Building a diverse talent pipeline and closing the green skills gap

From renewable energy to electric transport to inventing environmentally friendly products, the opportunities in the green sector are endless. However, if we truly want to tackle climate change then it’s vital that the next generation are inspired to enter the green workforce and develop the necessary skills to succeed.

But how can you turn your passion for the environment into a future career? And what pathways are available to young people who want to pursue a career in the green sector? We discussed both these questions in our recent  green career Youth #STEMSeries event on Friday 26 November.

We heard from inspiring speakers across the green sector – from consultants recruiting into the green industry, candidates using their STEM skills to lead the UK's low carbon transition to social entrepreneurs and Corporate Social Responsibility professionals helping to mobilise businesses to make the change the world needs to see.


Joanna Constandis, Environmental and Sustainability Manager at Michael J Lonsdale

Bianca Cave, Senior Consultant - Sustainable Finance at EY 

Rebekah Walker, Scrum Master at Scottish Power  

Poppy Newley-Bayliss, Environmental Science student at University of Nottingham and team leader of Ecologeco  


Sarah Watkins, Customer Success Business Partner at SThree

Intro by Chris Parker, Partner at SThree

Encouraging students to save the planet by choosing a career in the green sector

We organised virtual work experience for more than forty young people across England aimed at inspiring them to turn their passion for the environment into a career.

Students from 37 schools and colleges attended the interactive green careers insight day where they heard from a panel of expert speakers who work in the green industry – including ScottishPower, Moray East Wind Farm and Bouygues Energies & Services.

The event, in partnership with charity Speakers for Schools, showed students the endless opportunities in the green sector, how they can pursue a green career and opened their eyes to what pathways are available to them.

The students, aged 16 to 19, also got involved in a range of research activities and presentations, and were awarded a certificate of completion.

Gemma Branney, Head of ESG for SThree said: “With the UK Government promising 250,000 more green jobs in the coming years, it’s vital we are doing our bit to help build a diverse talent pipeline and make sure we close the green skills gap.

“SThree has worked to bring skilled people together to develop the solutions that will help solve climate change.
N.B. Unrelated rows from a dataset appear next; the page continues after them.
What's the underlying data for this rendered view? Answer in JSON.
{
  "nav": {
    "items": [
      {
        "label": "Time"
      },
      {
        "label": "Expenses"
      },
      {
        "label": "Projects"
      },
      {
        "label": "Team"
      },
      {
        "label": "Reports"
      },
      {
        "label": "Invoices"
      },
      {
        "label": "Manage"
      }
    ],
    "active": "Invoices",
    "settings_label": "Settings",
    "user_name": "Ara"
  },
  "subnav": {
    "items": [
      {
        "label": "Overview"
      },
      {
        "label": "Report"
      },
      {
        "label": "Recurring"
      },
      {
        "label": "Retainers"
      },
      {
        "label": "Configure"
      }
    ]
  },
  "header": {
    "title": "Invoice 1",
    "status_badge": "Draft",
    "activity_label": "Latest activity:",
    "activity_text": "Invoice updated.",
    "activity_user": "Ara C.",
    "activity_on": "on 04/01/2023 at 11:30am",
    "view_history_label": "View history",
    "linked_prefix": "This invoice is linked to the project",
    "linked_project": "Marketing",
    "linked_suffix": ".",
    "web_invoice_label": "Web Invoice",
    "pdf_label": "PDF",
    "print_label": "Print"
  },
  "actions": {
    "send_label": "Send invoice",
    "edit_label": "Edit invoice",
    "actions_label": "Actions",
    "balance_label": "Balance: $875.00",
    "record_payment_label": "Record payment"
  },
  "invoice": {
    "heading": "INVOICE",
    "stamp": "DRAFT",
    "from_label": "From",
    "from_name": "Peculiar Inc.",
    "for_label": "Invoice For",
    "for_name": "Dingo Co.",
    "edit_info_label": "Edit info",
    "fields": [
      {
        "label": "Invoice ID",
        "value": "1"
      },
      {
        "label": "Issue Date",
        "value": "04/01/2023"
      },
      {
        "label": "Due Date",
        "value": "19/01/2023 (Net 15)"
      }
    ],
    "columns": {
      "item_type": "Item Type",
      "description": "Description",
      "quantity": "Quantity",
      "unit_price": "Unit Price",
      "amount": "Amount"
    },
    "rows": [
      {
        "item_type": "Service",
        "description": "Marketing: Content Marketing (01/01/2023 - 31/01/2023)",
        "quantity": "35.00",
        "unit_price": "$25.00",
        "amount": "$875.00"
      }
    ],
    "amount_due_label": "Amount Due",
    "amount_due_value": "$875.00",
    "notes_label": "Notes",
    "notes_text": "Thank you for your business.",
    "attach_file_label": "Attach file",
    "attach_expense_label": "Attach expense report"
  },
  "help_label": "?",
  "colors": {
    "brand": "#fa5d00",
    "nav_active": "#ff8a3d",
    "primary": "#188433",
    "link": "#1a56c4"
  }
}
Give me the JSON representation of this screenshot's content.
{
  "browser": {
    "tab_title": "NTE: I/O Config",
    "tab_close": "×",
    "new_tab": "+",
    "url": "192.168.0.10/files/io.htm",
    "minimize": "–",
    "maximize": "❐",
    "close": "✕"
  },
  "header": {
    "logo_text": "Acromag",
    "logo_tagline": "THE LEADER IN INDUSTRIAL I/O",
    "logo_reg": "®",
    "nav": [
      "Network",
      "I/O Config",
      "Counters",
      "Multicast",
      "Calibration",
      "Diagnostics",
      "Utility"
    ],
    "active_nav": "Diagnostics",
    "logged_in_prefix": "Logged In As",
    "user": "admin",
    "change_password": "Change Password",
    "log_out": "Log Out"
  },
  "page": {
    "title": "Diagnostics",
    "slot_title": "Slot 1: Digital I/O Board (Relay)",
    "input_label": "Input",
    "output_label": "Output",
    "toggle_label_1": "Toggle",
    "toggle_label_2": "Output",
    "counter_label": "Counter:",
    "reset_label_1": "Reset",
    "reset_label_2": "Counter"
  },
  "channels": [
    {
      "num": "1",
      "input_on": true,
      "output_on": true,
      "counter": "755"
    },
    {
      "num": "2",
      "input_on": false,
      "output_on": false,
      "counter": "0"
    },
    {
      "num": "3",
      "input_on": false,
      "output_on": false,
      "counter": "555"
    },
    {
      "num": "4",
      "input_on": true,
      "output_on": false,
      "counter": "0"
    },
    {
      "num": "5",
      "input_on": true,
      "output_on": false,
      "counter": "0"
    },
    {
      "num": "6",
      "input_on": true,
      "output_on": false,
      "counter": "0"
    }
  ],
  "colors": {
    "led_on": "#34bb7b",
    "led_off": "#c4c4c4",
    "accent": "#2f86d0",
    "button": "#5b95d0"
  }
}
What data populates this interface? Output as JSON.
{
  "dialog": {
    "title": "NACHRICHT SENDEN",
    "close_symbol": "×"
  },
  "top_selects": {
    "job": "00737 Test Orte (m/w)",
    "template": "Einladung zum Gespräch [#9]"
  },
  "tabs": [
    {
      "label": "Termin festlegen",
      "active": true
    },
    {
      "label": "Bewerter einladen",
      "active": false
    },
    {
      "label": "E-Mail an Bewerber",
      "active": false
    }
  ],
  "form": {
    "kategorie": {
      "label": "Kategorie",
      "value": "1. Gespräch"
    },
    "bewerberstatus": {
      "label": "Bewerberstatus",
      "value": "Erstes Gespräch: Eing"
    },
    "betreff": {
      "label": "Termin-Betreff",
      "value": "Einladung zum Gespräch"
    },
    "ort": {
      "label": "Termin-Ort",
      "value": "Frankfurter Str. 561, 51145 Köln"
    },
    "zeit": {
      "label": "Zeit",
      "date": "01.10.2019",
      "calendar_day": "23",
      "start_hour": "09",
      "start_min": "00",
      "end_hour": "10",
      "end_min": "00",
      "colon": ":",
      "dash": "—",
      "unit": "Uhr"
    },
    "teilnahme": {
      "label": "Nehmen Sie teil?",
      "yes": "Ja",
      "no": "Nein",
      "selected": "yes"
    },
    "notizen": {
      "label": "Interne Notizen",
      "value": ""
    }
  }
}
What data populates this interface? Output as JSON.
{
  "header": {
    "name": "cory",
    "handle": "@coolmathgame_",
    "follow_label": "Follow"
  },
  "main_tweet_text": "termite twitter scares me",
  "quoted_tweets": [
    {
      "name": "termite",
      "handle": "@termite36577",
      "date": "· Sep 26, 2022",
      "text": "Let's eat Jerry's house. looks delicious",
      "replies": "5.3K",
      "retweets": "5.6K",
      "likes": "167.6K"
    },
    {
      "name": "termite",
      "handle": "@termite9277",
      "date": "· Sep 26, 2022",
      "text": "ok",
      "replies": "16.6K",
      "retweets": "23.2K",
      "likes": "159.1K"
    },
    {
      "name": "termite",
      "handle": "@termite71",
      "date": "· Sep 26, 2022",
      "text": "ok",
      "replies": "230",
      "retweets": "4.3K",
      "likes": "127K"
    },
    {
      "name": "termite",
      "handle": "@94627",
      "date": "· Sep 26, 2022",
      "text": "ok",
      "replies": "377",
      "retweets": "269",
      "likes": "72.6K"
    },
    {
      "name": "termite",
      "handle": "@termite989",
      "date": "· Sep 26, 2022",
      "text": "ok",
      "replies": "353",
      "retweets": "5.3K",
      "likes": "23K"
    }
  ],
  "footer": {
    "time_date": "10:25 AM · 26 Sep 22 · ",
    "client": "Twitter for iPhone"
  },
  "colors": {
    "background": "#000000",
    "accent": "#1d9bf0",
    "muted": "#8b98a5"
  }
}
However, with governments setting net zero targets we know the green transition needs the next generation to develop green skills and enter the job market ready to make a difference. This is the only way we can truly tackle climate change.

“We’re committed to building a green future, but also an inclusive workforce. We want to inspire more young women to enter the green sector - that's why we were pleased that nearly three-quarters of the students that took part in this event were female.”

In total, 89% of those who took part said the experience had definitely inspired them to consider a green career.

Melanie Hill, ScottishPower’s Director for Social Projects and Sector Education, said: “It’s really exciting to showcase the career opportunities available to young people that will help tackle climate change and achieve Net Zero.  

“ScottishPower is the UK’s only fully integrated green energy company, which means we own, operate and invest in all the infrastructure that takes green energy, quite literally, from the wind turbine to your TV. This means we need lots of different people working in lots of different roles and our colleagues who took part in this event are terrific examples of the variety of green jobs that are out there.

“I’ve no doubt they provided a lot of insight and inspiration for the students, who will be our workforce for a cleaner, greener and better future.”

Bonahis Oko, Sustainability, Carbon and Environmental Lead at Bouygues Energies & Services, was one of the speakers at the event. She said: “We are witnessing an ever-increasing demand for sustainable practices within industries, from consumers, green pressure groups, legislators, governments and the international community. These demands increasingly result in more stringent regulations, to which more industries must adapt. Furthermore, people are looking to engage with companies, that are good stewards of nature and investors are becoming increasingly hesitant to invest in organisations that are not ethical. If companies don’t also act, they are failing to future proof and risk businesses obsolescence.

“To address the challenge that is climate change we need to close the green skills gap by encouraging the next generation into green careers.”